= Beginning of Section =

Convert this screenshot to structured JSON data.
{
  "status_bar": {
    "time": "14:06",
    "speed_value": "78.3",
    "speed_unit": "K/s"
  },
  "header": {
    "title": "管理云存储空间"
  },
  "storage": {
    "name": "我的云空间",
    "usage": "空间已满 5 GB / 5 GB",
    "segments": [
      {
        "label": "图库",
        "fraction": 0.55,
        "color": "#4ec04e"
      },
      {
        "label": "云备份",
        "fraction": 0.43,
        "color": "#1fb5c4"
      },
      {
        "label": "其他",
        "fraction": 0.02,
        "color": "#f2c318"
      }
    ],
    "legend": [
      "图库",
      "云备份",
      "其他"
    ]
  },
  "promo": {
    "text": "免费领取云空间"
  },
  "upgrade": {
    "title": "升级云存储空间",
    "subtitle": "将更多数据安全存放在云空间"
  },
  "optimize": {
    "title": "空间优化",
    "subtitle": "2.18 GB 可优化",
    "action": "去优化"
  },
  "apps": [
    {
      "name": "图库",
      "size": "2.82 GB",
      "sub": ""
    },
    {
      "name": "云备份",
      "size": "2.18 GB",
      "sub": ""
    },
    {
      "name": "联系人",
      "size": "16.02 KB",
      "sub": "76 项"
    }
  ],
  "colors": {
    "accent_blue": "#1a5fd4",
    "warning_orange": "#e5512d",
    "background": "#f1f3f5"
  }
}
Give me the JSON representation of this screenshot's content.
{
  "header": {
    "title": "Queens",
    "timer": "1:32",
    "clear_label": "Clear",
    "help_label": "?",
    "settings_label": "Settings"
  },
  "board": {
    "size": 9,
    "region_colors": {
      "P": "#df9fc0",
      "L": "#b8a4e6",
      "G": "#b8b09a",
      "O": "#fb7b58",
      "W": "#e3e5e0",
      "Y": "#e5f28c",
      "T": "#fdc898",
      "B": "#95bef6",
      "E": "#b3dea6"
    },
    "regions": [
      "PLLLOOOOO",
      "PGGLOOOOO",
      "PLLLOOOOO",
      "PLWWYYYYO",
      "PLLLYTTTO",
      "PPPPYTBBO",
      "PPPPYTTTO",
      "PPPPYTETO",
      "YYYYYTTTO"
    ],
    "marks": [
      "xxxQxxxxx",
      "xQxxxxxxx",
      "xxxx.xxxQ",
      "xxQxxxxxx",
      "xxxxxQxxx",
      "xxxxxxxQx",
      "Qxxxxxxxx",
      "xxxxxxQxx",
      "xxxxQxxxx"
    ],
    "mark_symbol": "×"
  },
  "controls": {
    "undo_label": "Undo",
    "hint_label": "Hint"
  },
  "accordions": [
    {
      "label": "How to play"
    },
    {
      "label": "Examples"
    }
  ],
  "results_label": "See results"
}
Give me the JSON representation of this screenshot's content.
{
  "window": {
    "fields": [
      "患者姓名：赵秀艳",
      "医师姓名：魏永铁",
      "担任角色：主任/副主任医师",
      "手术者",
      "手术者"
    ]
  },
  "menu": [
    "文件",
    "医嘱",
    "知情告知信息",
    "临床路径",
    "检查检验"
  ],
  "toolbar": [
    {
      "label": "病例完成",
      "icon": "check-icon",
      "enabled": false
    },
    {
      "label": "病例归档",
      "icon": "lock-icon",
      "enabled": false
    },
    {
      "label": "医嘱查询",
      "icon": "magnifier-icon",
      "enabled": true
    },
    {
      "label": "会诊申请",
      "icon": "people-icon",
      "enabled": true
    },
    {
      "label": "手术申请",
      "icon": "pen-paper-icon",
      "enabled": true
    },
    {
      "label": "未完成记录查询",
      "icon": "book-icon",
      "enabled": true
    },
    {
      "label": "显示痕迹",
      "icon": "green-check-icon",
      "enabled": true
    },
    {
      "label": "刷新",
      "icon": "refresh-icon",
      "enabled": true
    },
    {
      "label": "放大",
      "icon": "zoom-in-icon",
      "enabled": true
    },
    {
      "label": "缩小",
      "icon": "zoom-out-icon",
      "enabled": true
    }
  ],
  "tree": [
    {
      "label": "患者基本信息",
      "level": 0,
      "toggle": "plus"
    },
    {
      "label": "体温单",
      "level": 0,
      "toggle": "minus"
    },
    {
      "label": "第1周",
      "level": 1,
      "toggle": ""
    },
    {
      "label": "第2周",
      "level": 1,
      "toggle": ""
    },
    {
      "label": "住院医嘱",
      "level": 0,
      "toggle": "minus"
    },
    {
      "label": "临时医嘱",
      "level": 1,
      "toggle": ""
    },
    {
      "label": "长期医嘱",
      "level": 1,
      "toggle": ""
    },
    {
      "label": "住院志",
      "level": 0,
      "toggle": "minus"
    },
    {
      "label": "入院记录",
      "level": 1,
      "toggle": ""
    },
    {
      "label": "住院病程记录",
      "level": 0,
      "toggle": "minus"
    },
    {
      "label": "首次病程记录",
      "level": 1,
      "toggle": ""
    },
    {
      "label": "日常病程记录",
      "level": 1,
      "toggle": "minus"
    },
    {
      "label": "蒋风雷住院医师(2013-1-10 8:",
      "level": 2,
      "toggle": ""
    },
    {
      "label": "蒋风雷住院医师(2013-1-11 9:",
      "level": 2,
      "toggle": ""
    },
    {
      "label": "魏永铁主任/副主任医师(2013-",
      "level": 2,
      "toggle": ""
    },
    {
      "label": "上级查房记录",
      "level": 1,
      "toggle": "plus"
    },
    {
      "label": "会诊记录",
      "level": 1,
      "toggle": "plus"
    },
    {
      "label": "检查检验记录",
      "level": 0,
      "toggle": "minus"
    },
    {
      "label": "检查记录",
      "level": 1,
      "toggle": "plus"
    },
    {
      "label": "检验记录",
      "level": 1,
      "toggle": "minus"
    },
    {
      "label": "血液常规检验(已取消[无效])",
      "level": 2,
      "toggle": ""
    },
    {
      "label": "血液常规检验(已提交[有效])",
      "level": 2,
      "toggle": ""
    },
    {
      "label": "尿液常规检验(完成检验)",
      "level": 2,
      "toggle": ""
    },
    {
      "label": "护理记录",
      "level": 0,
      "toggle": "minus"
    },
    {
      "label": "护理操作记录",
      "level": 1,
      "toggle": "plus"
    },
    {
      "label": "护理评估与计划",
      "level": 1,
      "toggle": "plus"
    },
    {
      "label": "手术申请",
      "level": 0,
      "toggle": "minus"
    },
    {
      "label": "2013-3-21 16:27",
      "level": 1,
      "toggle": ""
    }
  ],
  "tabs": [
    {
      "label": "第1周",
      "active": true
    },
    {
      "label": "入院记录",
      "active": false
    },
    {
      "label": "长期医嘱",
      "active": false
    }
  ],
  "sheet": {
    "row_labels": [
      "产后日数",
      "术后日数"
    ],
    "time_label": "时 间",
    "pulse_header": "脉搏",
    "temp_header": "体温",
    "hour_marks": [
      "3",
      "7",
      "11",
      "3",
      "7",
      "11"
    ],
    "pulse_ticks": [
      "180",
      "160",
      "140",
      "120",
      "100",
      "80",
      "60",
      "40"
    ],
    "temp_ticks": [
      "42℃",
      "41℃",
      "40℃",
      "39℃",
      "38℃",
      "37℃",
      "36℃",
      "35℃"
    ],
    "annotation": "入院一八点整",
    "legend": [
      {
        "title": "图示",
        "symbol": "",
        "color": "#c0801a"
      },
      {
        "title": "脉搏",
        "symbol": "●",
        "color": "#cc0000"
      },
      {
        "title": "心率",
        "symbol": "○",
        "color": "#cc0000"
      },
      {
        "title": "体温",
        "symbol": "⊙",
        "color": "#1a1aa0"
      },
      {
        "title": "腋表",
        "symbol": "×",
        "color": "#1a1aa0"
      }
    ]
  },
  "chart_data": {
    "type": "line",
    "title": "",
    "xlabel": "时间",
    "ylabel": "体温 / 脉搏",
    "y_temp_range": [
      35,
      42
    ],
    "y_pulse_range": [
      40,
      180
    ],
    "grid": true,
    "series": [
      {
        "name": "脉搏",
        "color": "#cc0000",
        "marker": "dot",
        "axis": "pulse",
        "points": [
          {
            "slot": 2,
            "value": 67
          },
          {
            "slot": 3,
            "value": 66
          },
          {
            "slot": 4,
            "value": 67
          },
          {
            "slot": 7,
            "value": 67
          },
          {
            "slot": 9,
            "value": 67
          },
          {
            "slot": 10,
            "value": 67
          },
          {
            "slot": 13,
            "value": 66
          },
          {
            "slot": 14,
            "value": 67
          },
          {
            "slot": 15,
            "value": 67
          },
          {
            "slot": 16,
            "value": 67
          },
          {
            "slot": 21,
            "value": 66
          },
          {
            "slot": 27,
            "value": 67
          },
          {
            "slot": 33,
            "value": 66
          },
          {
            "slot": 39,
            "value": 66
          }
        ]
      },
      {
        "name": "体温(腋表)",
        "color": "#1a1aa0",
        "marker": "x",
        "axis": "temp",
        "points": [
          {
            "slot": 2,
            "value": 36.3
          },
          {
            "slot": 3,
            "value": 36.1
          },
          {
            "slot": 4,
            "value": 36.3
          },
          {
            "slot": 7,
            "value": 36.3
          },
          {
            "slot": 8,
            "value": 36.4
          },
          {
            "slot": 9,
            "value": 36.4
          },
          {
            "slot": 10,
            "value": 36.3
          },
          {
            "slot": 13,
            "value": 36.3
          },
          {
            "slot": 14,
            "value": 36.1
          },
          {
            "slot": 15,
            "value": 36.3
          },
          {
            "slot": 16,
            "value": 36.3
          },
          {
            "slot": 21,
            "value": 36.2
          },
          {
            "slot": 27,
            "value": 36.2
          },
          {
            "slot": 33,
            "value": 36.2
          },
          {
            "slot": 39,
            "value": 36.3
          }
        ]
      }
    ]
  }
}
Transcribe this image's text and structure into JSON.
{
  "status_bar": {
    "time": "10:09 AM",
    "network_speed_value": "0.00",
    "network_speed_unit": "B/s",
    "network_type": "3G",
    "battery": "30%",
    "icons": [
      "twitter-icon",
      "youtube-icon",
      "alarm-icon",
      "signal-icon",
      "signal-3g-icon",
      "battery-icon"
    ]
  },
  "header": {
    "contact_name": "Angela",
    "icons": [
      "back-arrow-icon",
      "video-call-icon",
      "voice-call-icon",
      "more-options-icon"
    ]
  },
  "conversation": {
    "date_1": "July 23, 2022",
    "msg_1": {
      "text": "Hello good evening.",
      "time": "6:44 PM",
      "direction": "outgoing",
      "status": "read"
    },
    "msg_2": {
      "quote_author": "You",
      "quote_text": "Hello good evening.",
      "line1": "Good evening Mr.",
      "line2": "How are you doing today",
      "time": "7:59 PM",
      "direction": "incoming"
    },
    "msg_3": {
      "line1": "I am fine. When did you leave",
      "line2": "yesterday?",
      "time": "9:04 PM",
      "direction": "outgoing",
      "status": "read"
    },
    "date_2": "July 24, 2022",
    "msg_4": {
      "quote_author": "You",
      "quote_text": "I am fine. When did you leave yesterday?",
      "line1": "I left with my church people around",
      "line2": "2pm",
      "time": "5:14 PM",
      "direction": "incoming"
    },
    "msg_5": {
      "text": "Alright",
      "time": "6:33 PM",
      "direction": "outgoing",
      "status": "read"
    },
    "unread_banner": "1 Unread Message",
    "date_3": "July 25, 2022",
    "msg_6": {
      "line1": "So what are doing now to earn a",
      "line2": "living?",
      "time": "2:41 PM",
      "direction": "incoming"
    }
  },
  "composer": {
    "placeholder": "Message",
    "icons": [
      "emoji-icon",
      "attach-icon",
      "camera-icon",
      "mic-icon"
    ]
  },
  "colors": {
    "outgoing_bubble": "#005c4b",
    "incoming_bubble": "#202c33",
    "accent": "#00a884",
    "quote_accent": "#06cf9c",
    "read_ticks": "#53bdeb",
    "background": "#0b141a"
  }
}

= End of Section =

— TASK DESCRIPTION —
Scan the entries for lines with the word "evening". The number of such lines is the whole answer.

— RESULT OF THIS TASK —
3